Online marketplaces failing to tackle sale of potentially deadly electrical items
17 December 2019
A new investigation by consumer safety charity Electrical Safety First has found that everyday products on e-commerce sites are putting consumers at serious risk of injury.
Some of the biggest global e-commerce sites are failing to tackle the sale of dangerous electrical products, putting consumers at risk from possible severe electric shock and fire, according to the findings.
Electrical Safety First tested products found on Amazon Marketplace, eBay and Wish, in a specialist lab, including items such as hair straighteners, phone chargers, travel adaptors and laser hair removers.
Of the 15 products which were purchased, based on the expert knowledge of the Charity’s technical team, 14 failed tests against the UK standard. Test failures ranged from minor non-compliances with markings to severe failures posing a risk of electric shock and fire to the consumer. The Charity believes this to be a snap shot of a much wider problem.
One of the most severe failures came from Wish, an enormously popular marketplace with those seeking dirt cheap bargains. A single-port charger, similar in shape and colour to that of an Apple product, was fitted with no protective devices leaving the product at risk of internal rupturing leading to a possible explosion in the event of a failure. Footage captured by the Charity shows the catastrophic failing of the product.
Buyers seeking beauty bargains are also at risk as the charity discovered a laser hair remover, purchased from eBay, that posed a significant risk of electric shock to the user because of access to live parts. A pair of counterfeit GHD hair straighteners were also purchased from Wish and found to pose a potential electric shock risk.
A hairdryer was also purchased from Wish which, when put through a test to restrict the products air flow, ignited, causing the flames to emit from the front of the product, failing to be contained within.
A modelling hair comb purchased via Amazon Marketplace also exhibited a fire risk to the user due to a non-compliant plug which would be deemed illegal to be sold in the UK against current safety standards. This could cause a fire in the event of a short circuit. The Charity believes marketplaces are swiftly becoming the wild west of the web, with serious regulation now needed to tackle the issue.
A survey commissioned by Electrical Safety First to accompany the startling findings from the lab testing highlights how many of us will put a price on our safety with almost 1 in 3 (29%) Brits surveyed admitting that they would knowingly buy something fake or substandard online if they saw it for a fraction of the price. Of those who said they would, nearly 1 in 3 would do so if it meant bagging a discount of 30% or less compared to the price of the real thing.
Further findings show Brits continue to be duped by fake goods online with almost 1 in 4 having purchased an electrical product online, sold by a third-party seller that was advertised as genuine, only to discover the product was counterfeit. More worrying research found 1 in 10 UK adults have first-hand experience of a shock or fire caused by an electrical item purchased online.
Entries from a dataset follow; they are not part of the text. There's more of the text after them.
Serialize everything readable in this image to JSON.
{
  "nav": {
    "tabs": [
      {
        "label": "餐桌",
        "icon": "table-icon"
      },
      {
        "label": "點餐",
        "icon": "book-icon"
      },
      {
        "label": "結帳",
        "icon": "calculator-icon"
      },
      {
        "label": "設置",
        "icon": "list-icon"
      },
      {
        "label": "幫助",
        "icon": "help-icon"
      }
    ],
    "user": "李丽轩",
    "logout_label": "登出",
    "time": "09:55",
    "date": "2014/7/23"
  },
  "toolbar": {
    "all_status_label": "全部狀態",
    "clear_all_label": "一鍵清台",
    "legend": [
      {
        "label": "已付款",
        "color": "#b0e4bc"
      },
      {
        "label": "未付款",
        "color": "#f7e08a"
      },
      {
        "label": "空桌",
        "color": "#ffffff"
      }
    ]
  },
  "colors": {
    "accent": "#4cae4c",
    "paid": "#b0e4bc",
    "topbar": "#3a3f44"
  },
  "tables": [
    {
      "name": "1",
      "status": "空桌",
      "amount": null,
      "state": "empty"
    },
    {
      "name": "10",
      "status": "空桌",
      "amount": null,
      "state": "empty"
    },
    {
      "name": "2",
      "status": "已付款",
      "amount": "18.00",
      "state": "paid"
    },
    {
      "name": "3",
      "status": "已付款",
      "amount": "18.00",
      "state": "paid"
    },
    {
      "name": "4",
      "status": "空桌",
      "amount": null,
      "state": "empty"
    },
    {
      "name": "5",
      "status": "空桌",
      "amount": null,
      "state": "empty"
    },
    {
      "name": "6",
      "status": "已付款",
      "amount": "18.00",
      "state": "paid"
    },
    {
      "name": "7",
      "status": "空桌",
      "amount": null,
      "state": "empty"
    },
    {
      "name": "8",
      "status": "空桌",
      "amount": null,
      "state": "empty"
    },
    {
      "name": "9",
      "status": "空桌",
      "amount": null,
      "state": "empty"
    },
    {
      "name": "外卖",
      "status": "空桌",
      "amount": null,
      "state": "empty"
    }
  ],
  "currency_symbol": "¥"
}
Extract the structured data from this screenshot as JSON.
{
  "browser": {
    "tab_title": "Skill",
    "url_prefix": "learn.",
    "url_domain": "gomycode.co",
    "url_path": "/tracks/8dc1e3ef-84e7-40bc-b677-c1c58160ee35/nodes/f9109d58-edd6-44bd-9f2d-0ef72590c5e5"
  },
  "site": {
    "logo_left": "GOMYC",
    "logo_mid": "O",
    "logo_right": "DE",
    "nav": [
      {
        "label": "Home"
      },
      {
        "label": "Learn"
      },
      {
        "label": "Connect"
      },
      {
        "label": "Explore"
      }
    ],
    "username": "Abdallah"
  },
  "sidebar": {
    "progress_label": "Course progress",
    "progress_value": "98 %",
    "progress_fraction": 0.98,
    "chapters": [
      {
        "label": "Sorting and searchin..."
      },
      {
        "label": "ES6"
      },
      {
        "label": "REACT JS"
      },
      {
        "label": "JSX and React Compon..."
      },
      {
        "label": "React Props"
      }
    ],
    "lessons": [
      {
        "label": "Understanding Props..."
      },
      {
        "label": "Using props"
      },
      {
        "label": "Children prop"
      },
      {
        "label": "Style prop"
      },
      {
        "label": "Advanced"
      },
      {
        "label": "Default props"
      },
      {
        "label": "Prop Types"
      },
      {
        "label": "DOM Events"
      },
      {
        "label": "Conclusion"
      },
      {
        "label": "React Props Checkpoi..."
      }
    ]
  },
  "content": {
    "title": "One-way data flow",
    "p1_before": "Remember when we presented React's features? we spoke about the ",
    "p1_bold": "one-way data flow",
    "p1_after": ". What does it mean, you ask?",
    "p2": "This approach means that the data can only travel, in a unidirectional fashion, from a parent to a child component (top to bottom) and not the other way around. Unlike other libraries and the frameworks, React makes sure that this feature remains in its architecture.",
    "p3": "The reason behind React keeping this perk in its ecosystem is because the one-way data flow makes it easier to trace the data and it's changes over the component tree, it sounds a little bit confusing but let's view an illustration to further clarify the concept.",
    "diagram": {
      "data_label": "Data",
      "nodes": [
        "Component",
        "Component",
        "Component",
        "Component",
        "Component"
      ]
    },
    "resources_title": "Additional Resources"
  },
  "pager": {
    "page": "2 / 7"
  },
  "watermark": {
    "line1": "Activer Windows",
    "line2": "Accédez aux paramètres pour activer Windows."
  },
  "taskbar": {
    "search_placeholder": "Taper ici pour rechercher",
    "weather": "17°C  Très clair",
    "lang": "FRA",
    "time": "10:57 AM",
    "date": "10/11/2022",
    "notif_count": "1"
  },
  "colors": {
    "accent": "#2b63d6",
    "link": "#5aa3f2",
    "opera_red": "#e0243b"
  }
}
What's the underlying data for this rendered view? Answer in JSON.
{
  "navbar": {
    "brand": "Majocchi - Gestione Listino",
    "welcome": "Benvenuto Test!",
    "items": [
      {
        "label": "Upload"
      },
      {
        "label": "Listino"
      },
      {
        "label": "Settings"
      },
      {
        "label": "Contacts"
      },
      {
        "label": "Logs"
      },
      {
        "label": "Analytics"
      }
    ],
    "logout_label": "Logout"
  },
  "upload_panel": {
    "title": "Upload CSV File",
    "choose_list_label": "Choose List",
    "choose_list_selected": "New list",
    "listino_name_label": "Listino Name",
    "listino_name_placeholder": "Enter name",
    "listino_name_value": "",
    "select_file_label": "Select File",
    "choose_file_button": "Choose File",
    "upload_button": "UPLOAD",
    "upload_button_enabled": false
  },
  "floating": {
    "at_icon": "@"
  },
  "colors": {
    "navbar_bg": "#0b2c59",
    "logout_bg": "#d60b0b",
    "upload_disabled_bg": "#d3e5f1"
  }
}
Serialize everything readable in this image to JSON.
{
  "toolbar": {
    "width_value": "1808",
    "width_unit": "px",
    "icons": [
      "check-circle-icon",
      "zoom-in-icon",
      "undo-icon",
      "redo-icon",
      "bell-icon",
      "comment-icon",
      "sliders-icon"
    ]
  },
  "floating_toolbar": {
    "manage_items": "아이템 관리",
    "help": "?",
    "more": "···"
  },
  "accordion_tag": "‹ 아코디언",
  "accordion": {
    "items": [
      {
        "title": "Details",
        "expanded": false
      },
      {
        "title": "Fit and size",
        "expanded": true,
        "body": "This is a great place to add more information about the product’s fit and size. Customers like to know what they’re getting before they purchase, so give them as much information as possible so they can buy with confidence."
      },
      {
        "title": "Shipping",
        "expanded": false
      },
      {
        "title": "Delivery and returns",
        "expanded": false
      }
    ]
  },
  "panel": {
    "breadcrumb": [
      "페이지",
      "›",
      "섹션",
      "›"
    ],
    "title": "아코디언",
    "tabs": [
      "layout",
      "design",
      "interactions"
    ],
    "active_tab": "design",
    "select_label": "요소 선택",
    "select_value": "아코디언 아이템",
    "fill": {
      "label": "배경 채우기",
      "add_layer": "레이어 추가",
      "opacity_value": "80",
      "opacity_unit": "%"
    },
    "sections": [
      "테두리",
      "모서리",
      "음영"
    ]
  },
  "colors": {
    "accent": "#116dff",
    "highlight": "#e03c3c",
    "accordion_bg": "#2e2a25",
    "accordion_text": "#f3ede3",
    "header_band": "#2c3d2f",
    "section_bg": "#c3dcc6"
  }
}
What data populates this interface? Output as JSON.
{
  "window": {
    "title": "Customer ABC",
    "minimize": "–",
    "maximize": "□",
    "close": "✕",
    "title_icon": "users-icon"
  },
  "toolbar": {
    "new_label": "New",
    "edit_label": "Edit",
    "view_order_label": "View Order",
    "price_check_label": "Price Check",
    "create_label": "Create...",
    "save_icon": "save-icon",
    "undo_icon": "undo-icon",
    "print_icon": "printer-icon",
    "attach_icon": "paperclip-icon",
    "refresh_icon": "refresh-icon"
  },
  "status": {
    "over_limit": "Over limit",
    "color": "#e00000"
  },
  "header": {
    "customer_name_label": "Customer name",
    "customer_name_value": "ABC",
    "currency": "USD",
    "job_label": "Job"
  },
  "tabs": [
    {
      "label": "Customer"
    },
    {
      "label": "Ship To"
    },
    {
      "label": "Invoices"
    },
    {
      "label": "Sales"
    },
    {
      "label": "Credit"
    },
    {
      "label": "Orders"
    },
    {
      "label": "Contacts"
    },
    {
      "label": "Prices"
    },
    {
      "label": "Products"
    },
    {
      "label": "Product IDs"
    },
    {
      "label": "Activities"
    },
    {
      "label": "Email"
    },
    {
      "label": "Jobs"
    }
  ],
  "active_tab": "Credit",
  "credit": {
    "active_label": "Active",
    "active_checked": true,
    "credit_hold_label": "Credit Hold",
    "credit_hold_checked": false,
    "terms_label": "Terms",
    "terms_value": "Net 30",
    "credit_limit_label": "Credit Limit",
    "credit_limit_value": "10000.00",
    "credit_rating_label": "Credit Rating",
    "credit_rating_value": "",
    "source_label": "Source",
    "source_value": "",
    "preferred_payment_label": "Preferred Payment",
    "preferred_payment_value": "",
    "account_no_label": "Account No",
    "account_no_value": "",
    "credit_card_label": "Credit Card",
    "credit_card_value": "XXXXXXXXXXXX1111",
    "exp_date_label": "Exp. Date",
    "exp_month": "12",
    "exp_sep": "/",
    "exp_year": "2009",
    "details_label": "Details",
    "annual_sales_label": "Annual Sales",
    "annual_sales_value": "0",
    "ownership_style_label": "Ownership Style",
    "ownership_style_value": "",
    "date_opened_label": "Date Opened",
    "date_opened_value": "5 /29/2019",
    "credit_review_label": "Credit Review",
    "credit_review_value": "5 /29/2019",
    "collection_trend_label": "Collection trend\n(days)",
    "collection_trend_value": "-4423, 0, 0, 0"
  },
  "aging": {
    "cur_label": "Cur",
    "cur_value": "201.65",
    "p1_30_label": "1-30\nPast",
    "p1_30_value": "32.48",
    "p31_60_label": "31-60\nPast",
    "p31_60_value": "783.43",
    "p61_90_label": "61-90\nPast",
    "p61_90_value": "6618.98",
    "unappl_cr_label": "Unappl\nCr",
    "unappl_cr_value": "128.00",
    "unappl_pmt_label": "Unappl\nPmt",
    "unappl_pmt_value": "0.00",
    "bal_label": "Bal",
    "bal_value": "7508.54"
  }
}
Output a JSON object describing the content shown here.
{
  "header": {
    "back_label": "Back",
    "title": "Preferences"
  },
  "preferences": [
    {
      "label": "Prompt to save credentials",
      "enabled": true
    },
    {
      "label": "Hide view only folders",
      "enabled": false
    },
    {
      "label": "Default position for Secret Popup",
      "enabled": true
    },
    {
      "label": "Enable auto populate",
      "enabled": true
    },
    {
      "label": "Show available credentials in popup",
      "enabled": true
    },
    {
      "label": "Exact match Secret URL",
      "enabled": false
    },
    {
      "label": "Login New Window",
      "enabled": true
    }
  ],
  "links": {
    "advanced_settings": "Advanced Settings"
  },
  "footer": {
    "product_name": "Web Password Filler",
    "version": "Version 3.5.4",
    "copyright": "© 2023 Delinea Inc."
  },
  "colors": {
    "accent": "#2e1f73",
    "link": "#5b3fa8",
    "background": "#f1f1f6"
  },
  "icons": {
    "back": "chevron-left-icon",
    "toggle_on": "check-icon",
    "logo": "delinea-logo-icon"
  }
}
This is not the first time Electrical Safety First has raised concerns about the issue of counterfeit goods sold online. In 2018, the Charity uncovered dangerous electrical goods for sale across a selection of e-commerce sites and created its own seller profile named ‘Dangerous Electrical Ltd’ as a test, which was successfully verified after using a fake name, passport number and date of birth to create the profile.
These new findings, featuring robust lab results, demonstrate the everyday danger posed to consumers as well as the slow progress made on the issue since last year’s investigation. The Charity is now calling for tougher legislation to be introduced to regulate marketplaces, as the current Product Safety Pledge many marketplaces have already signed up to holds no legal weight.
Electrical Safety First believes the Government must now introduce legislation requiring marketplaces to take pro-active responsibility for policing their sites for illegal sales of dangerous electrical goods sold by third-party sellers. This should be introduced separately to steps being taken to remove the sale of counterfeits on intellectual property grounds.
Martyn Allen, technical director of Electrical Safety First, said: “The results of our tests are extremely worrying for those who buy electrical products from online marketplaces. No product that fails our tests should be being sold, and it’s very clear that the lack of regulation of online marketplaces – from government or from the sites themselves – is allowing those who sell dangerous goods to make a profit at the expense of consumer safety. As well as legislation, properly funded enforcement at ports and airports are necessary to stop these goods from entering the country. If you’re buying an electrical item, stick to a reputable retailer whom you trust and if you spot any safety concerns, stop using it and contact the manufacturer. Buyers need to beware.”